It’s that time of year again – make a resolution, then break a resolution. Try a science-based approach to achieve your goals in the new year.

New research from David DeSteno, professor of psychology at Northeastern University and his colleagues, found that feeling and expressing more gratitude and compassion – not willpower or grit – drive self-control to achieve those new year’s resolutions.

The key to achieving goals is self-control for something we really want. Pulling ourselves up by our bootstraps (“I’m going to exercise at the gym every morning.”) or pushing ourselves to do something that isn’t rewarding (“No sweets for the next three months.”) increase stress and decrease well-being. They don’t create purposeful, meaningful connections in our thinking to feed self-control or change behaviors to make progress on our resolutions.

Relationships and emotional success drive self-control and motivate us to achieve what we really want. Putting something or someone ahead of our own, immediate interests satisfies our need for self-control in the short-term to achieve something we want in the longer-term.

And if you really want to accelerate goal achievement, throw in a little pride!

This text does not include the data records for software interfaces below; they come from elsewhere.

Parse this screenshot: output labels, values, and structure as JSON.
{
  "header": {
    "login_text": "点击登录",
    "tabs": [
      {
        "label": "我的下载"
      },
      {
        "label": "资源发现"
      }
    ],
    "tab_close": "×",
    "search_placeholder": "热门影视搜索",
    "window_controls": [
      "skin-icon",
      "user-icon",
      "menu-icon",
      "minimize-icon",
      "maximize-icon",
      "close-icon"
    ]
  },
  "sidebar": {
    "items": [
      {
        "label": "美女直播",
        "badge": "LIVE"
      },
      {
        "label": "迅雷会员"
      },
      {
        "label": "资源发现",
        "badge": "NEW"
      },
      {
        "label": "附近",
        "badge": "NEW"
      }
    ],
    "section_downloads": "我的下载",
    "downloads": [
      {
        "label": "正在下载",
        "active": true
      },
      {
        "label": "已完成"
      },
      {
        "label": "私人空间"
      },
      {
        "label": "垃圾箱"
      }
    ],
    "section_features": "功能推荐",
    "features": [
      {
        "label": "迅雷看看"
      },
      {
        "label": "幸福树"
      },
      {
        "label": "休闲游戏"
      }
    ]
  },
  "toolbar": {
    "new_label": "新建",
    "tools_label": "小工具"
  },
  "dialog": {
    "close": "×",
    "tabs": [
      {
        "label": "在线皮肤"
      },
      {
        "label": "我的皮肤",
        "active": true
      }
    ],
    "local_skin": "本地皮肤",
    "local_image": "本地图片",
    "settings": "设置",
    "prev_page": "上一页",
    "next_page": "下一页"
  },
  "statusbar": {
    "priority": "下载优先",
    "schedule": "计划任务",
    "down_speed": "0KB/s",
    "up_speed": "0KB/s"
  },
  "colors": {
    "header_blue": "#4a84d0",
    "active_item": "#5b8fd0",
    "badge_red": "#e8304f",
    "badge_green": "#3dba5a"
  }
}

Not boisterous, self-centered, “look at me,” pride, but feeling proud of an accomplishment, developing a new skill, or doing right by a client or coworker.

The fields of social emotions and emotional success are changing that way we think and act to fulfill goals and new year’s resolutions. Gratitude and compassion are the keys to unlock our potential and realize our future selves.

To learn more, read DeSteno’s article, The Only Way to Keep Your Resolutions, and take a science-based approach to your new year’s resolutions.